**Exercise:** All lines of the records below that contain the word "Fleet" must be listed.

**Data provided:**
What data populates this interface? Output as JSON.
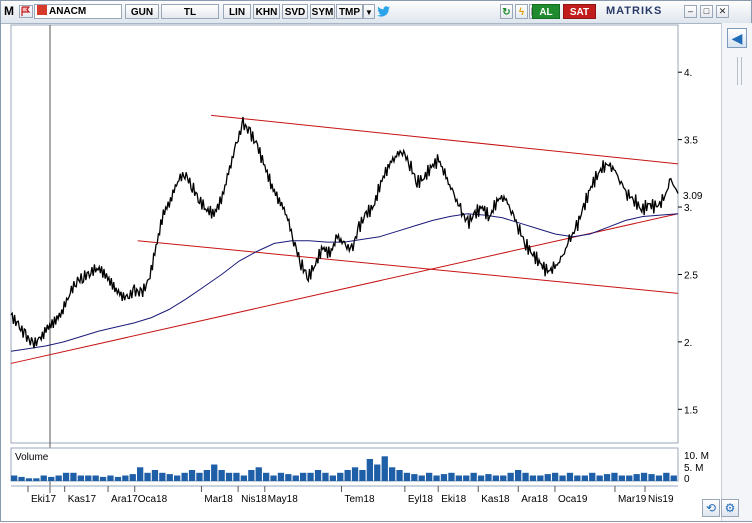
{
  "toolbar": {
    "app_letter": "M",
    "symbol": "ANACM",
    "buttons": [
      "GUN",
      "TL",
      "LIN",
      "KHN",
      "SVD",
      "SYM",
      "TMP"
    ],
    "al_label": "AL",
    "sat_label": "SAT",
    "brand": "MATRIKS",
    "colors": {
      "al": "#1f8a2e",
      "sat": "#c21d1d"
    }
  },
  "icons": [
    "flag-icon",
    "dropdown-icon",
    "twitter-icon",
    "refresh-icon",
    "lightning-icon",
    "minimize-icon",
    "maximize-icon",
    "close-icon",
    "back-arrow-icon",
    "sync-icon",
    "settings-icon"
  ],
  "chart_data": {
    "type": "line",
    "series_colors": {
      "price": "#000000",
      "moving_average": "#1a1a7a",
      "trend_lines": "#c81414"
    },
    "y_ticks": [
      "4.",
      "3.5",
      "3.",
      "2.5",
      "2.",
      "1.5"
    ],
    "ylim": [
      1.25,
      4.35
    ],
    "last_value_label": "3.09",
    "x_ticks": [
      "Eki17",
      "Kas17",
      "Ara17",
      "Oca18",
      "Mar18",
      "Nis18",
      "May18",
      "Tem18",
      "Eyl18",
      "Eki18",
      "Kas18",
      "Ara18",
      "Oca19",
      "Mar19",
      "Nis19"
    ],
    "price": [
      2.2,
      2.12,
      2.05,
      1.98,
      2.02,
      2.1,
      2.15,
      2.22,
      2.35,
      2.45,
      2.48,
      2.52,
      2.55,
      2.5,
      2.42,
      2.35,
      2.32,
      2.38,
      2.36,
      2.45,
      2.7,
      2.95,
      3.05,
      3.2,
      3.25,
      3.15,
      3.05,
      2.98,
      2.95,
      3.05,
      3.25,
      3.45,
      3.62,
      3.55,
      3.45,
      3.3,
      3.15,
      3.05,
      2.95,
      2.75,
      2.58,
      2.48,
      2.58,
      2.7,
      2.65,
      2.78,
      2.72,
      2.68,
      2.85,
      2.95,
      3.0,
      3.18,
      3.3,
      3.38,
      3.42,
      3.32,
      3.18,
      3.22,
      3.3,
      3.35,
      3.22,
      3.1,
      2.98,
      2.88,
      2.95,
      3.0,
      2.92,
      3.05,
      3.08,
      2.98,
      2.85,
      2.72,
      2.65,
      2.58,
      2.52,
      2.55,
      2.62,
      2.75,
      2.85,
      3.0,
      3.15,
      3.25,
      3.32,
      3.3,
      3.2,
      3.1,
      3.05,
      2.98,
      3.02,
      3.0,
      3.05,
      3.2,
      3.1
    ],
    "moving_average": [
      1.93,
      1.95,
      1.97,
      2.0,
      2.04,
      2.08,
      2.11,
      2.14,
      2.18,
      2.24,
      2.32,
      2.41,
      2.5,
      2.6,
      2.67,
      2.73,
      2.75,
      2.75,
      2.74,
      2.74,
      2.76,
      2.78,
      2.82,
      2.86,
      2.9,
      2.93,
      2.95,
      2.94,
      2.92,
      2.88,
      2.84,
      2.8,
      2.78,
      2.8,
      2.85,
      2.9,
      2.93,
      2.94,
      2.95
    ],
    "trend_lines": [
      {
        "x0": 0,
        "y0": 1.84,
        "x1": 1,
        "y1": 2.95
      },
      {
        "x0": 0.19,
        "y0": 2.75,
        "x1": 1,
        "y1": 2.36
      },
      {
        "x0": 0.3,
        "y0": 3.68,
        "x1": 1,
        "y1": 3.32
      }
    ],
    "volume_label": "Volume",
    "volume_ticks": [
      "10. M",
      "5. M",
      "0"
    ],
    "volume_max": 12,
    "volume": [
      2,
      1.5,
      1,
      1,
      2,
      1.5,
      2,
      3,
      3,
      2,
      2,
      2,
      1.5,
      2,
      1.5,
      2,
      2.5,
      5,
      3,
      4,
      3,
      2.5,
      2,
      3,
      4,
      3,
      4,
      6,
      4,
      3,
      3,
      2,
      4,
      5,
      3,
      2,
      3,
      2.5,
      2,
      3,
      3,
      4,
      3,
      2,
      3,
      4,
      5,
      4,
      8,
      6,
      9,
      5,
      4,
      3,
      2.5,
      2,
      3,
      2,
      2.5,
      3,
      2,
      2,
      3,
      2,
      2.5,
      2,
      2,
      3,
      4,
      3,
      2,
      2,
      2.5,
      3,
      2,
      3,
      2,
      2,
      3,
      2,
      2.5,
      3,
      2,
      2,
      2.5,
      3,
      2.5,
      2,
      3,
      2
    ]
  }
}
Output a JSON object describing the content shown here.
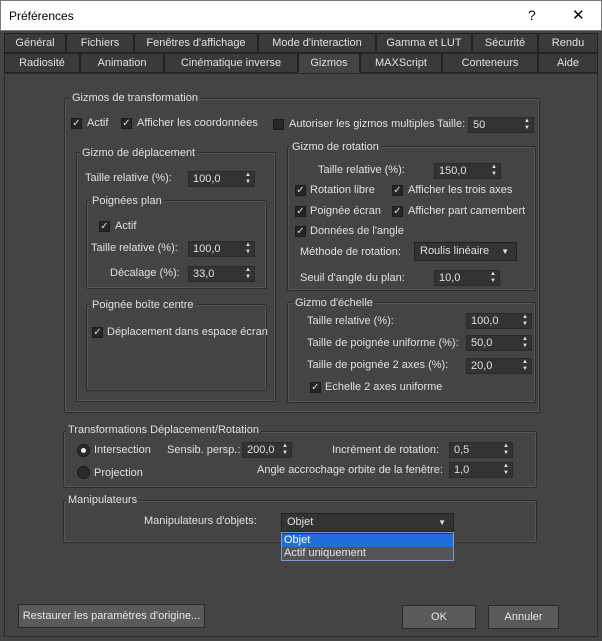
{
  "window": {
    "title": "Préférences",
    "help": "?",
    "close": "✕"
  },
  "tabs_row1": [
    "Général",
    "Fichiers",
    "Fenêtres d'affichage",
    "Mode d'interaction",
    "Gamma et LUT",
    "Sécurité",
    "Rendu"
  ],
  "tabs_row2": [
    "Radiosité",
    "Animation",
    "Cinématique inverse",
    "Gizmos",
    "MAXScript",
    "Conteneurs",
    "Aide"
  ],
  "gizmo_transform": {
    "label": "Gizmos de transformation",
    "actif": "Actif",
    "afficher_coords": "Afficher les coordonnées",
    "autoriser": "Autoriser les gizmos multiples",
    "taille_label": "Taille:",
    "taille_value": "50",
    "deplacement": {
      "label": "Gizmo de déplacement",
      "taille_rel_label": "Taille relative (%):",
      "taille_rel_value": "100,0",
      "poignees_plan": {
        "label": "Poignées plan",
        "actif": "Actif",
        "taille_rel_label": "Taille relative (%):",
        "taille_rel_value": "100,0",
        "decalage_label": "Décalage (%):",
        "decalage_value": "33,0"
      },
      "boite_centre": {
        "label": "Poignée boîte centre",
        "deplacement_ecran": "Déplacement dans espace écran"
      }
    },
    "rotation": {
      "label": "Gizmo de rotation",
      "taille_rel_label": "Taille relative (%):",
      "taille_rel_value": "150,0",
      "rotation_libre": "Rotation libre",
      "trois_axes": "Afficher les trois axes",
      "poignee_ecran": "Poignée écran",
      "camembert": "Afficher part camembert",
      "donnees_angle": "Données de l'angle",
      "methode_label": "Méthode de rotation:",
      "methode_value": "Roulis linéaire",
      "seuil_label": "Seuil d'angle du plan:",
      "seuil_value": "10,0"
    },
    "echelle": {
      "label": "Gizmo d'échelle",
      "taille_rel_label": "Taille relative (%):",
      "taille_rel_value": "100,0",
      "poignee_uniforme_label": "Taille de poignée uniforme (%):",
      "poignee_uniforme_value": "50,0",
      "poignee_2axes_label": "Taille de poignée 2 axes (%):",
      "poignee_2axes_value": "20,0",
      "echelle_2axes": "Echelle 2 axes uniforme"
    }
  },
  "transformations": {
    "label": "Transformations Déplacement/Rotation",
    "intersection": "Intersection",
    "projection": "Projection",
    "sensib_label": "Sensib. persp.:",
    "sensib_value": "200,0",
    "increment_label": "Incrément de rotation:",
    "increment_value": "0,5",
    "angle_label": "Angle accrochage orbite de la fenêtre:",
    "angle_value": "1,0"
  },
  "manipulateurs": {
    "label": "Manipulateurs",
    "objets_label": "Manipulateurs d'objets:",
    "objets_value": "Objet",
    "options": [
      "Objet",
      "Actif uniquement"
    ]
  },
  "buttons": {
    "restore": "Restaurer les paramètres d'origine...",
    "ok": "OK",
    "cancel": "Annuler"
  },
  "colors": {
    "selection": "#1e6fd9",
    "background": "#444444"
  }
}
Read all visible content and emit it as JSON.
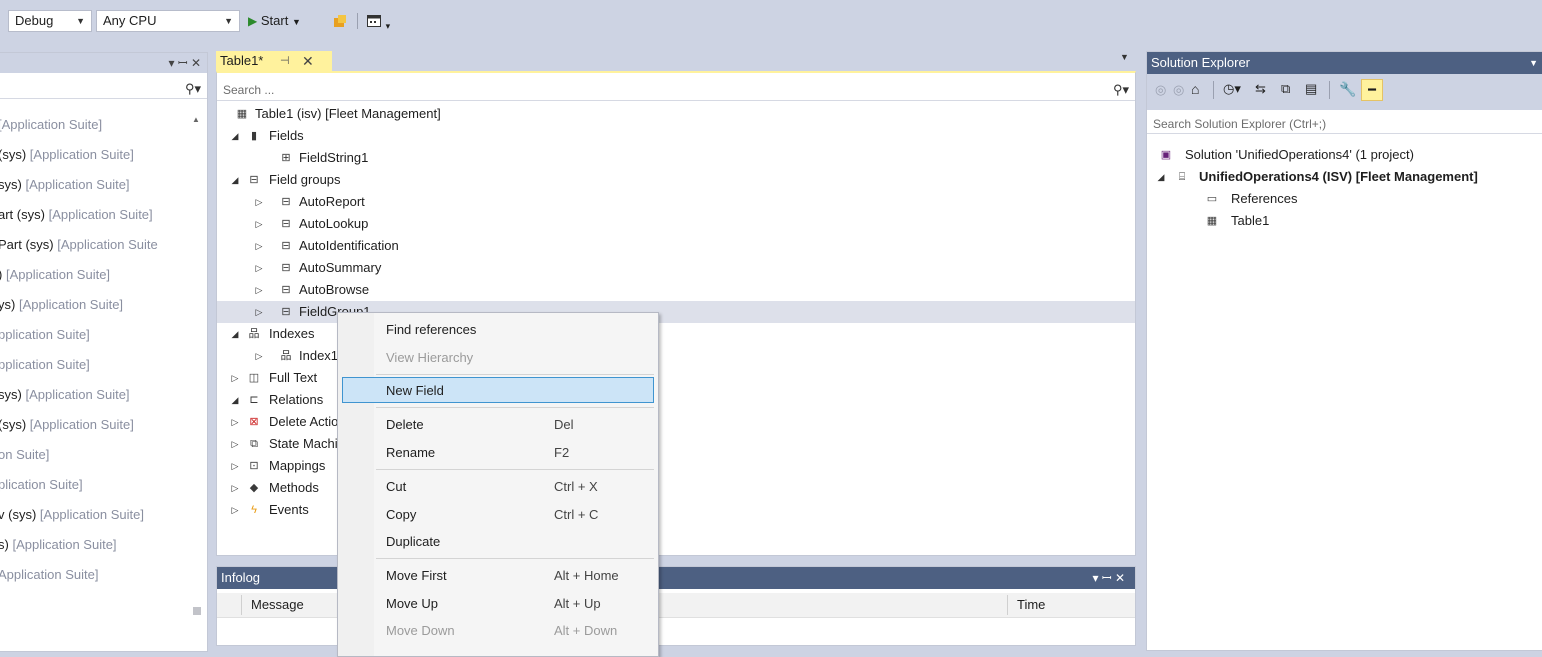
{
  "toolbar": {
    "config": "Debug",
    "platform": "Any CPU",
    "start_label": "Start"
  },
  "left_panel": {
    "items": [
      {
        "bold": "",
        "gray": "[Application Suite]"
      },
      {
        "bold": "(sys)",
        "gray": "[Application Suite]"
      },
      {
        "bold": "sys)",
        "gray": "[Application Suite]"
      },
      {
        "bold": "art (sys)",
        "gray": "[Application Suite]"
      },
      {
        "bold": "Part (sys)",
        "gray": "[Application Suite"
      },
      {
        "bold": ")",
        "gray": "[Application Suite]"
      },
      {
        "bold": "ys)",
        "gray": "[Application Suite]"
      },
      {
        "bold": "",
        "gray": "pplication Suite]"
      },
      {
        "bold": "",
        "gray": "pplication Suite]"
      },
      {
        "bold": "sys)",
        "gray": "[Application Suite]"
      },
      {
        "bold": "(sys)",
        "gray": "[Application Suite]"
      },
      {
        "bold": "",
        "gray": "on Suite]"
      },
      {
        "bold": "",
        "gray": "plication Suite]"
      },
      {
        "bold": "v (sys)",
        "gray": "[Application Suite]"
      },
      {
        "bold": "s)",
        "gray": "[Application Suite]"
      },
      {
        "bold": "",
        "gray": "Application Suite]"
      }
    ]
  },
  "editor": {
    "tab_label": "Table1*",
    "search_placeholder": "Search ...",
    "tree": [
      {
        "label": "Table1 (isv) [Fleet Management]"
      },
      {
        "label": "Fields"
      },
      {
        "label": "FieldString1"
      },
      {
        "label": "Field groups"
      },
      {
        "label": "AutoReport"
      },
      {
        "label": "AutoLookup"
      },
      {
        "label": "AutoIdentification"
      },
      {
        "label": "AutoSummary"
      },
      {
        "label": "AutoBrowse"
      },
      {
        "label": "FieldGroup1"
      },
      {
        "label": "Indexes"
      },
      {
        "label": "Index1"
      },
      {
        "label": "Full Text"
      },
      {
        "label": "Relations"
      },
      {
        "label": "Delete Actions"
      },
      {
        "label": "State Machines"
      },
      {
        "label": "Mappings"
      },
      {
        "label": "Methods"
      },
      {
        "label": "Events"
      }
    ]
  },
  "infolog": {
    "title": "Infolog",
    "col_message": "Message",
    "col_time": "Time"
  },
  "context_menu": {
    "items": [
      {
        "label": "Find references",
        "key": ""
      },
      {
        "label": "View Hierarchy",
        "key": ""
      },
      {
        "label": "New Field",
        "key": ""
      },
      {
        "label": "Delete",
        "key": "Del"
      },
      {
        "label": "Rename",
        "key": "F2"
      },
      {
        "label": "Cut",
        "key": "Ctrl + X"
      },
      {
        "label": "Copy",
        "key": "Ctrl + C"
      },
      {
        "label": "Duplicate",
        "key": ""
      },
      {
        "label": "Move First",
        "key": "Alt + Home"
      },
      {
        "label": "Move Up",
        "key": "Alt + Up"
      },
      {
        "label": "Move Down",
        "key": "Alt + Down"
      }
    ]
  },
  "solution_explorer": {
    "title": "Solution Explorer",
    "search_placeholder": "Search Solution Explorer (Ctrl+;)",
    "solution_label": "Solution 'UnifiedOperations4' (1 project)",
    "project_label": "UnifiedOperations4 (ISV) [Fleet Management]",
    "references_label": "References",
    "table_label": "Table1"
  },
  "colors": {
    "accent": "#3f94d0",
    "highlight": "#cce4f7",
    "tab_active": "#fff29d",
    "background": "#cdd3e3"
  }
}
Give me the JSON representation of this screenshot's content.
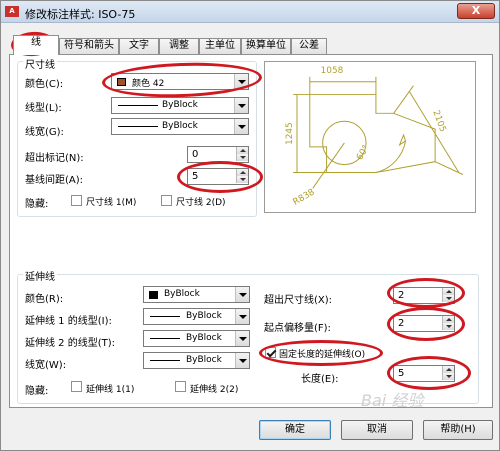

**Result:**
        "label": "Table1 (isv) [Fleet Management]"
    "project_label": "UnifiedOperations4 (ISV) [Fleet Management]",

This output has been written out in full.